Where does the word "desc" show up in the data? Please find each such line and copy it.

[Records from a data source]
- - -

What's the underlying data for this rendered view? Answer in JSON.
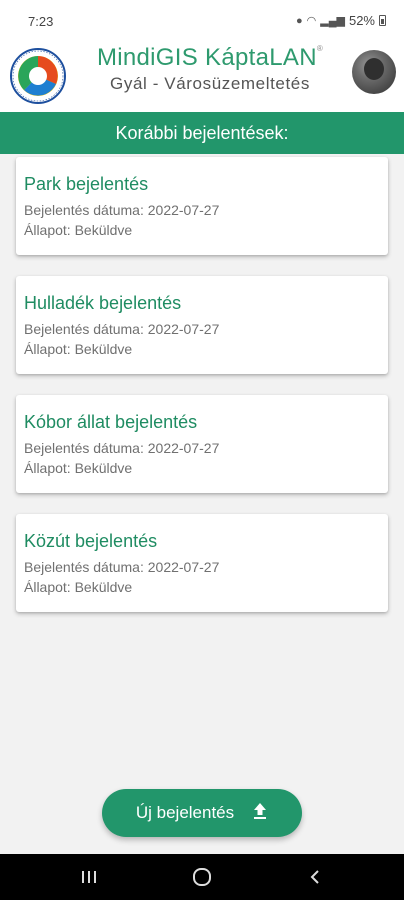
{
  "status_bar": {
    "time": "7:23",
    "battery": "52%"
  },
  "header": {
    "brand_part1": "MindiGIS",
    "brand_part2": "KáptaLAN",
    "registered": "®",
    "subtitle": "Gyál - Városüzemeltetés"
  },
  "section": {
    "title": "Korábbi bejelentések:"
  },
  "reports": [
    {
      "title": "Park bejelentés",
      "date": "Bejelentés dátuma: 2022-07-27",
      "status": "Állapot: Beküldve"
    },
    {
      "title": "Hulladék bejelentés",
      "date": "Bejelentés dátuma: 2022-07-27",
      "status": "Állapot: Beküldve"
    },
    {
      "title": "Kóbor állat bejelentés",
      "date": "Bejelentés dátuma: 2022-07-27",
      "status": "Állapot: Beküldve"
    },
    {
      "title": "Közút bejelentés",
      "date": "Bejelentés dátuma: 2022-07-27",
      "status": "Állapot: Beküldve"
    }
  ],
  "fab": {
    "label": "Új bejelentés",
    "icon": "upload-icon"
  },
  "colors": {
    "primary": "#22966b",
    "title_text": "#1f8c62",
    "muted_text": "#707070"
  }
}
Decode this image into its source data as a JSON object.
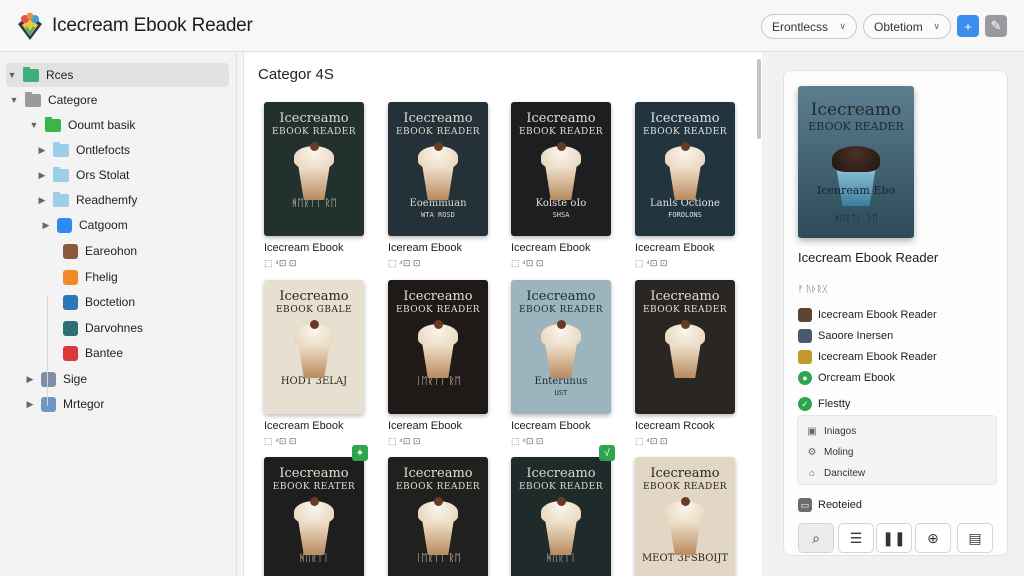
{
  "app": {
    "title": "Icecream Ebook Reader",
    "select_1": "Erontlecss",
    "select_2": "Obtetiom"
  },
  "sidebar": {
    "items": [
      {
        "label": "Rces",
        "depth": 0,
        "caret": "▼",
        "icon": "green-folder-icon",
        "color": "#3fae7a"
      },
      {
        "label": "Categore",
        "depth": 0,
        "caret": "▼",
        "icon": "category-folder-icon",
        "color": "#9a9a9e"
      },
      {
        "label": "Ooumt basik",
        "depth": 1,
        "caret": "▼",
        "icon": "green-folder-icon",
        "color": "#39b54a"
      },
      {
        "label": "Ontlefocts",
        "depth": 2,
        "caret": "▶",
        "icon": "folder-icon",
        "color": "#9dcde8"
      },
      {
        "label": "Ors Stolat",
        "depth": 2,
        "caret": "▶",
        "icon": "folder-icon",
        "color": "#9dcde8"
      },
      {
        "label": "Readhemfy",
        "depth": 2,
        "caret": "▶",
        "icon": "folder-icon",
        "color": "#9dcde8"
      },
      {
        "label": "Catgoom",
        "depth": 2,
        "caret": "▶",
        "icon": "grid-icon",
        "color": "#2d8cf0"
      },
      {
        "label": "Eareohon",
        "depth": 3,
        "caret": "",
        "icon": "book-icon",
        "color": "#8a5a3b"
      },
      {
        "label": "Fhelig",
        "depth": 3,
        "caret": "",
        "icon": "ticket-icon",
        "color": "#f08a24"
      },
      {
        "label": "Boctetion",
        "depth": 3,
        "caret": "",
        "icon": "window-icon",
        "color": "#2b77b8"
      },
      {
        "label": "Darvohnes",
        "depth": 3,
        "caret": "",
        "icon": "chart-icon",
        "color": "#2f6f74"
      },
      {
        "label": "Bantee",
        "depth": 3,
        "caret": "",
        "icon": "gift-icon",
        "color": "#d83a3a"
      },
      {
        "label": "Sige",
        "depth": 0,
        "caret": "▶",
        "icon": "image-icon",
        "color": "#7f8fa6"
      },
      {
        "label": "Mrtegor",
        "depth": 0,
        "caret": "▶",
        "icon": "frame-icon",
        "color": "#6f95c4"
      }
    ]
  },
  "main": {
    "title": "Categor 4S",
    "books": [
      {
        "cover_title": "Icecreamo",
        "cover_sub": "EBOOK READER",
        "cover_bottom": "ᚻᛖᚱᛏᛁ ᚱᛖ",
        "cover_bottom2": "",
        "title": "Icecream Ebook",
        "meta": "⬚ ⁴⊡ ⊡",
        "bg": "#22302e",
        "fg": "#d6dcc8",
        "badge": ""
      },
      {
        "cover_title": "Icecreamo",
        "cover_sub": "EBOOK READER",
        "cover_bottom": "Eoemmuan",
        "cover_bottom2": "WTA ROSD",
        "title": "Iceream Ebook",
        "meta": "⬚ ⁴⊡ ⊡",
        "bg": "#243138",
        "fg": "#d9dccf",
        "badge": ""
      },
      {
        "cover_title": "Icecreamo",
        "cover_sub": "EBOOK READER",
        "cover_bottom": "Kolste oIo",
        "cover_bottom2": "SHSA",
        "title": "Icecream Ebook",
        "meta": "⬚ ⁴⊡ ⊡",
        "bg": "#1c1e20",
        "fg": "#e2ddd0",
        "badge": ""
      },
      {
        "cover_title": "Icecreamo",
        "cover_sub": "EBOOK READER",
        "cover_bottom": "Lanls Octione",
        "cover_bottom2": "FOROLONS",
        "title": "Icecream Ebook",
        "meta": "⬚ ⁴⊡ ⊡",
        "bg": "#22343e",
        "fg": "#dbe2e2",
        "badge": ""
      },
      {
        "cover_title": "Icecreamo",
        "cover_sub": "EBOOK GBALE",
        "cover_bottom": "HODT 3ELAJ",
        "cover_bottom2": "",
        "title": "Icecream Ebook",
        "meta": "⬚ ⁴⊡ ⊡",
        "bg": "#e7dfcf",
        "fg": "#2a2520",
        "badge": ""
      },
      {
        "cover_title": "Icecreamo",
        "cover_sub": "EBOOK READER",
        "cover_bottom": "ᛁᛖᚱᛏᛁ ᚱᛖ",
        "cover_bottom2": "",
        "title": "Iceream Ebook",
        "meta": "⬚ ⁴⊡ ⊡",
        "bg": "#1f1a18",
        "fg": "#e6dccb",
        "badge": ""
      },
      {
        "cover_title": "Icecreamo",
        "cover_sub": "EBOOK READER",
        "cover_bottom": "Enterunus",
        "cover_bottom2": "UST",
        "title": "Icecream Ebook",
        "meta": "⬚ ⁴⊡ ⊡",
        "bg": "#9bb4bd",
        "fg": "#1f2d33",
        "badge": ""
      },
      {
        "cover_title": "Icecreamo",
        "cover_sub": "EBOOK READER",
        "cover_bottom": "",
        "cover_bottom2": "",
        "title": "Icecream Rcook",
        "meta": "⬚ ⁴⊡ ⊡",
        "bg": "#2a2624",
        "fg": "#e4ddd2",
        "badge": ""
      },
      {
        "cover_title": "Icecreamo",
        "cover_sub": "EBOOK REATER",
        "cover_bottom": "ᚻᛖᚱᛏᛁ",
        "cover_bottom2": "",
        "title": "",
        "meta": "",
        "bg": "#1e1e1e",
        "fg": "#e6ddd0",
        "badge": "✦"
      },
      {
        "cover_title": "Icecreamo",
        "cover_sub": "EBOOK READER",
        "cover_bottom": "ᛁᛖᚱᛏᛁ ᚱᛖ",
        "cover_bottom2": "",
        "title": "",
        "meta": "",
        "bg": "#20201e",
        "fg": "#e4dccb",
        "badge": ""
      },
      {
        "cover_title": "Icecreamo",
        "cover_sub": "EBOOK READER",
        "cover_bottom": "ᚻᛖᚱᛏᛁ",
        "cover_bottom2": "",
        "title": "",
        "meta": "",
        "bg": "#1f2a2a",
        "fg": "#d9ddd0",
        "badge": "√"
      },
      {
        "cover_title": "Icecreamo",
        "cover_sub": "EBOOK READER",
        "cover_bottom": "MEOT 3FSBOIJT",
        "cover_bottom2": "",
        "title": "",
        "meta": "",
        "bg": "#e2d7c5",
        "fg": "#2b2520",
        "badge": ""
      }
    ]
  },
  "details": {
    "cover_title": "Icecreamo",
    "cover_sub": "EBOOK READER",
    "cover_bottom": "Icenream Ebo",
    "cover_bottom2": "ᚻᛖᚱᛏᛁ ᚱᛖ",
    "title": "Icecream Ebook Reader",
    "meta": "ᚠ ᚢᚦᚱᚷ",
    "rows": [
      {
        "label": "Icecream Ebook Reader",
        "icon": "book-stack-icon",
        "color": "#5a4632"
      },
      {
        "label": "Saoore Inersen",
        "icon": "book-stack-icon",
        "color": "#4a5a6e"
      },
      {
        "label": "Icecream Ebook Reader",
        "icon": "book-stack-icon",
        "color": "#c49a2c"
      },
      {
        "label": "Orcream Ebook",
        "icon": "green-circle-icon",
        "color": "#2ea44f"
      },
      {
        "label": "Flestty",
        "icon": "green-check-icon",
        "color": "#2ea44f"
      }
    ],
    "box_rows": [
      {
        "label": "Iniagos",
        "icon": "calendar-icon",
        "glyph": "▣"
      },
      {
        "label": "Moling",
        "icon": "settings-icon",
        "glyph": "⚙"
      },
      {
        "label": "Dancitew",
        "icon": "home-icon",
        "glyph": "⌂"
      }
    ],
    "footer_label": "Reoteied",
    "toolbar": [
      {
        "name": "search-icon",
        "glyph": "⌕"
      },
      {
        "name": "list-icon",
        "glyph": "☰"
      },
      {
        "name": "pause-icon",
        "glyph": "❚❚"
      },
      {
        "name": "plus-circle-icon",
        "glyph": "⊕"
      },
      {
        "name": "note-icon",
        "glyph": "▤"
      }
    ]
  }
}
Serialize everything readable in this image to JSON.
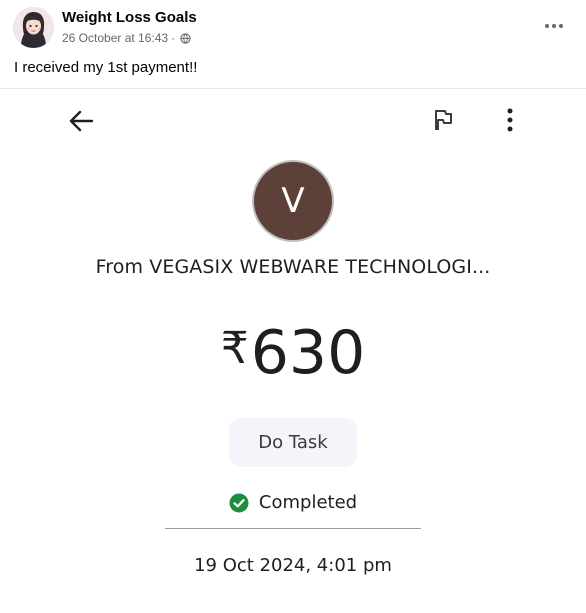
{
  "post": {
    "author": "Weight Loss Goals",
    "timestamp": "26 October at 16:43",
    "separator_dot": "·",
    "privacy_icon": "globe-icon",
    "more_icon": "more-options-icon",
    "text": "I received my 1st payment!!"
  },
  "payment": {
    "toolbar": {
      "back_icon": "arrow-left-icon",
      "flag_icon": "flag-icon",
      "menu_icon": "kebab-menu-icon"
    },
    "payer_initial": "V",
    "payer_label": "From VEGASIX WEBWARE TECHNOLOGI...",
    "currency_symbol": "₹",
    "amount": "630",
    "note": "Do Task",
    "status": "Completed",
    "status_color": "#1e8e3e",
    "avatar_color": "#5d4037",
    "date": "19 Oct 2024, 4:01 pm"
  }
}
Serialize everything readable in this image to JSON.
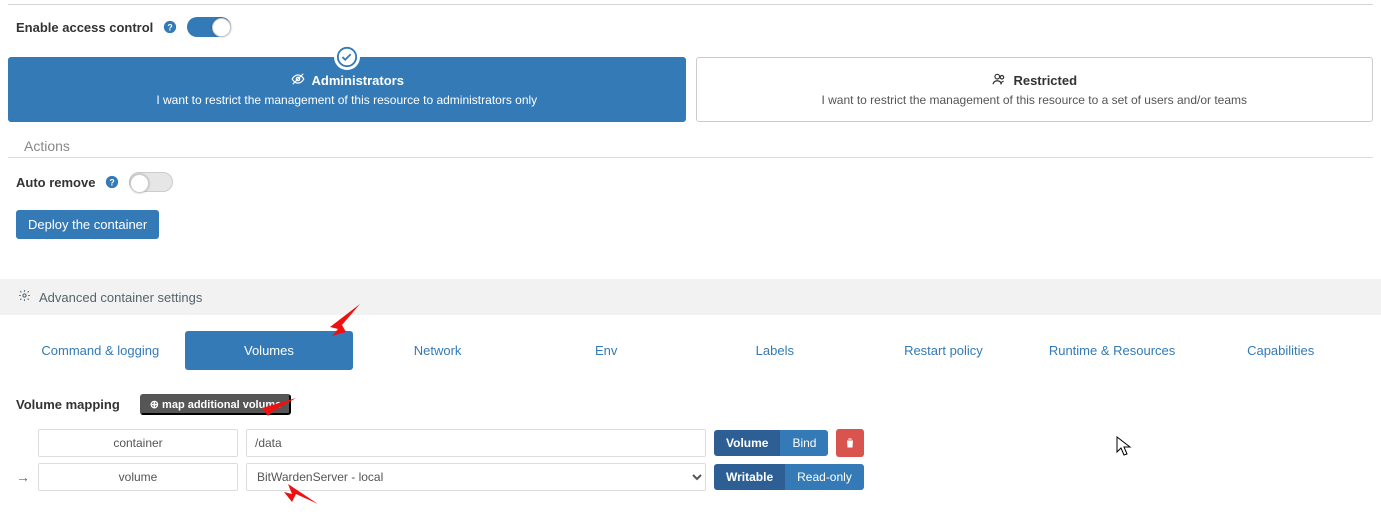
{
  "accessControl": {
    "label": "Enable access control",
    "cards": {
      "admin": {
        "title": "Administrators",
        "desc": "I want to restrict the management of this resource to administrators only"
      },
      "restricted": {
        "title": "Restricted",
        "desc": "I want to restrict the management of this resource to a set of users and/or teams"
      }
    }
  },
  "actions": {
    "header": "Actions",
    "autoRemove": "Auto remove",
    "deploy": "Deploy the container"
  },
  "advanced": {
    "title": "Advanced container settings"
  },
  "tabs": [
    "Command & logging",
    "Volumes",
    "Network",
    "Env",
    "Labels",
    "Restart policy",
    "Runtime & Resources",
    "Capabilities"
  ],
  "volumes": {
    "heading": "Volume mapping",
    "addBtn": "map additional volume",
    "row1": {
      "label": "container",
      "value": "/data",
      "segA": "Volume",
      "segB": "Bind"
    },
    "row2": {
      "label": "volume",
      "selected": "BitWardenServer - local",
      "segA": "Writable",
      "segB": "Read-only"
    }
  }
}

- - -

■ Response to this exercise
        "desc": "I want to restrict the management of this resource to administrators only"
        "desc": "I want to restrict the management of this resource to a set of users and/or teams"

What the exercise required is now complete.